-- EXCERPTED RECORDS follows --

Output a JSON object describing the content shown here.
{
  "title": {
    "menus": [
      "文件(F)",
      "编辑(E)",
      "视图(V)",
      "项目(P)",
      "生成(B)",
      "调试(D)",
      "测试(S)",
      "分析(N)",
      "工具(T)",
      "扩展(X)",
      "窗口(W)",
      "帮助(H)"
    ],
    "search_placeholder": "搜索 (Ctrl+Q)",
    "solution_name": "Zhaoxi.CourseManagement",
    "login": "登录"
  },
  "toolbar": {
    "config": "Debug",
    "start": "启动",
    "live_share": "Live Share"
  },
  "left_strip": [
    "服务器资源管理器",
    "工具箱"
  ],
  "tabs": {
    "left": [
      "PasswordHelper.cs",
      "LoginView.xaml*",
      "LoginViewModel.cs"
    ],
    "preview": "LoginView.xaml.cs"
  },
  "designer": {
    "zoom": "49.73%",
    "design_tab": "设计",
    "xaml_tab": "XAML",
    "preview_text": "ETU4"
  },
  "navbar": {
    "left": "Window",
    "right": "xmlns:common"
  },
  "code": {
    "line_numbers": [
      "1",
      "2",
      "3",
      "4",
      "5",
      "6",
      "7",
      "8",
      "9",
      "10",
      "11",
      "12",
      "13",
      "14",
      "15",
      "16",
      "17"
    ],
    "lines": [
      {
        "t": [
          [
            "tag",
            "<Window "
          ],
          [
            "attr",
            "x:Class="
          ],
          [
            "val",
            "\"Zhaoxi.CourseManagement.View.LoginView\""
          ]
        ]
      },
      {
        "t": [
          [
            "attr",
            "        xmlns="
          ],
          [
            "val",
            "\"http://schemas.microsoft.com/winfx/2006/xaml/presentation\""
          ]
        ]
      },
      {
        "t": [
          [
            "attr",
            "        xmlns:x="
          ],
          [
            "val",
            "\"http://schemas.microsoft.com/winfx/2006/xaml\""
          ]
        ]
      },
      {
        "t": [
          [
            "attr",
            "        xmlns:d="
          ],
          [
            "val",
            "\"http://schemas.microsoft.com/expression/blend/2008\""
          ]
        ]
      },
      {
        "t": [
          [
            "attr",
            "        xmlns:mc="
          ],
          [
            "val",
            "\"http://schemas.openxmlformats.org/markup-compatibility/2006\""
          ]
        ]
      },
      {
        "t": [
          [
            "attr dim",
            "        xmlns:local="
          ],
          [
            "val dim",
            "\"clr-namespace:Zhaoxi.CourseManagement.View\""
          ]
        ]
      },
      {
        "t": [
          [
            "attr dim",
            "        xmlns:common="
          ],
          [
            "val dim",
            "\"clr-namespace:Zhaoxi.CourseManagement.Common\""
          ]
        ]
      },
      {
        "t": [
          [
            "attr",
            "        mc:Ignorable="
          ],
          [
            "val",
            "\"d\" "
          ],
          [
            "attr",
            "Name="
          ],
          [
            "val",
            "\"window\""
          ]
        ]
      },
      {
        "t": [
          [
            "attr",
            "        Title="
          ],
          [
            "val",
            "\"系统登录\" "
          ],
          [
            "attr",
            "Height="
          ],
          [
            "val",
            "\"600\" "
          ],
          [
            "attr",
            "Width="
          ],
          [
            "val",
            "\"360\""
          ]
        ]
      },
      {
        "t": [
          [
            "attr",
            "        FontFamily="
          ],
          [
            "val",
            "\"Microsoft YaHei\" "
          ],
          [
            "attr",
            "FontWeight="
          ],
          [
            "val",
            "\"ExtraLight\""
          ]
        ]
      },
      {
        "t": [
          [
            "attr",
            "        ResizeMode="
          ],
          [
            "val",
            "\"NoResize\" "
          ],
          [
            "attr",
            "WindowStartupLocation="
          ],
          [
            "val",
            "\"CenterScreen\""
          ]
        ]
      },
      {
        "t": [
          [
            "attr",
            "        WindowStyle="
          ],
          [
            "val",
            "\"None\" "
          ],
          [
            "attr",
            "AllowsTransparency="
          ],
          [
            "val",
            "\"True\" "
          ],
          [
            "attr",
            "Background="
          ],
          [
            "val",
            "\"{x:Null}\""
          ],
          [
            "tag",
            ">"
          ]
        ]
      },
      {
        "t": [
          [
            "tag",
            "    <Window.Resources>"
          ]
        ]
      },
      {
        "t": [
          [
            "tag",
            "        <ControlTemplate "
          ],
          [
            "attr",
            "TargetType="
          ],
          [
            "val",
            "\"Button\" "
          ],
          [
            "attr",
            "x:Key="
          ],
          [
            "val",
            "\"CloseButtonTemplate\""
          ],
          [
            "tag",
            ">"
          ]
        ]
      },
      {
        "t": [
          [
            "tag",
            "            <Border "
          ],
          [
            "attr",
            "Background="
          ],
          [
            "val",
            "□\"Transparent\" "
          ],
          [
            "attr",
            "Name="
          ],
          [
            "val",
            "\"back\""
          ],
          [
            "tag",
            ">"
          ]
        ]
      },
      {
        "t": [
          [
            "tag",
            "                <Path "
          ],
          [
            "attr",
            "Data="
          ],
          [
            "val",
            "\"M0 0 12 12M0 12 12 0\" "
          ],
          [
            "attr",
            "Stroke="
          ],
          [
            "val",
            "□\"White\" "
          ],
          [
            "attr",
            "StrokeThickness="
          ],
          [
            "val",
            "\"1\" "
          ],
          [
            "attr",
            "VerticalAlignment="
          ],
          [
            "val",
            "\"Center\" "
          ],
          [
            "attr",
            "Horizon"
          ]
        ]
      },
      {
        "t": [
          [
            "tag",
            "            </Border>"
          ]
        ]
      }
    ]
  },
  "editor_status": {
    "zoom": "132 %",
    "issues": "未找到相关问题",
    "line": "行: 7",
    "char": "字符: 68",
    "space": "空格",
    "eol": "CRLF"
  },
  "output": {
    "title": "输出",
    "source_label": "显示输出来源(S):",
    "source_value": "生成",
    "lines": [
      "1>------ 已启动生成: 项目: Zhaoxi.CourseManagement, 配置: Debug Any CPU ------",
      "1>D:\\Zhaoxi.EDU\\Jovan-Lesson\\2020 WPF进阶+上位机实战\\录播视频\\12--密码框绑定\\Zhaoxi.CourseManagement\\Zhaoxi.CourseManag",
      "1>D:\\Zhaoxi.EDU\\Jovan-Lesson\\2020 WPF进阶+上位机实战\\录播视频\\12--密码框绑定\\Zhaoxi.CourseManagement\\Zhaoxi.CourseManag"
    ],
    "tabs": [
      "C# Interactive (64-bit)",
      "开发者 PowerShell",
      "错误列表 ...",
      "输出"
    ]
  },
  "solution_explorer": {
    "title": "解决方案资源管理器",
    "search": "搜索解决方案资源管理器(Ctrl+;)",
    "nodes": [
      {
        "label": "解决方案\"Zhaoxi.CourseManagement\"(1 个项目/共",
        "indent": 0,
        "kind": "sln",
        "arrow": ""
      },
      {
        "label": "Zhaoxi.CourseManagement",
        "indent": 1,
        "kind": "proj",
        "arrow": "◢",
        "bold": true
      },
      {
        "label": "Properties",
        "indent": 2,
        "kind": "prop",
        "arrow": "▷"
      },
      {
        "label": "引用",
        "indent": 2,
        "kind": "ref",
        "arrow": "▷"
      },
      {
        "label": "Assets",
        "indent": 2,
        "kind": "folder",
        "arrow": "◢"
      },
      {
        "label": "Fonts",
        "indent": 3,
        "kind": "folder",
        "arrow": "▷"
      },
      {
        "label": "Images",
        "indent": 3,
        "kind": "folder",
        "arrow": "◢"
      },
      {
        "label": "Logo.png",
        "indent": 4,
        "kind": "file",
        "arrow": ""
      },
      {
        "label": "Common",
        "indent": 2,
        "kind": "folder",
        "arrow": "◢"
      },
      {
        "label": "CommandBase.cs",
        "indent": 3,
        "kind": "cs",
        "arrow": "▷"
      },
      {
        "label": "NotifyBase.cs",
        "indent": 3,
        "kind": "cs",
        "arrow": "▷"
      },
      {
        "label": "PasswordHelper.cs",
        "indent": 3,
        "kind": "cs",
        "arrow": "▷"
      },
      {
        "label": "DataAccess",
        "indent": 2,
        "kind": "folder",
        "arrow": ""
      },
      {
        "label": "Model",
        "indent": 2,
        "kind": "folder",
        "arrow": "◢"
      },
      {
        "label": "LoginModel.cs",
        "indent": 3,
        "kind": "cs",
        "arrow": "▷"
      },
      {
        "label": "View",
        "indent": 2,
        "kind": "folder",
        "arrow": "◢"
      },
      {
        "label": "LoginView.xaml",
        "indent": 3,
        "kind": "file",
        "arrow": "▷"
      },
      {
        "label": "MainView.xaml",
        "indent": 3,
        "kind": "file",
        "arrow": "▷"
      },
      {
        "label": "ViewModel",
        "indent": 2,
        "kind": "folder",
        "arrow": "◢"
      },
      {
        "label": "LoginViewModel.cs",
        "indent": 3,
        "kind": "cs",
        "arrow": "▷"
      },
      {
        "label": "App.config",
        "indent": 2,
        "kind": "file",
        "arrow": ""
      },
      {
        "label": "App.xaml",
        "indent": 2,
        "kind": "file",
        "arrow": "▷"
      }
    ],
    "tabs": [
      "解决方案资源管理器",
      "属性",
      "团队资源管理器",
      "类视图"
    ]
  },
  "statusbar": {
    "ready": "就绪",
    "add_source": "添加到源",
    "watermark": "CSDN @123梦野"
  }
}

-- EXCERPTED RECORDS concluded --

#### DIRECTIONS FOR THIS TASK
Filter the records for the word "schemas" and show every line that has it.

#### ANSWER BOX
            "\"http://schemas.microsoft.com/winfx/2006/xaml/presentation\""
            "\"http://schemas.microsoft.com/winfx/2006/xaml\""
            "\"http://schemas.microsoft.com/expression/blend/2008\""
            "\"http://schemas.openxmlformats.org/markup-compatibility/2006\""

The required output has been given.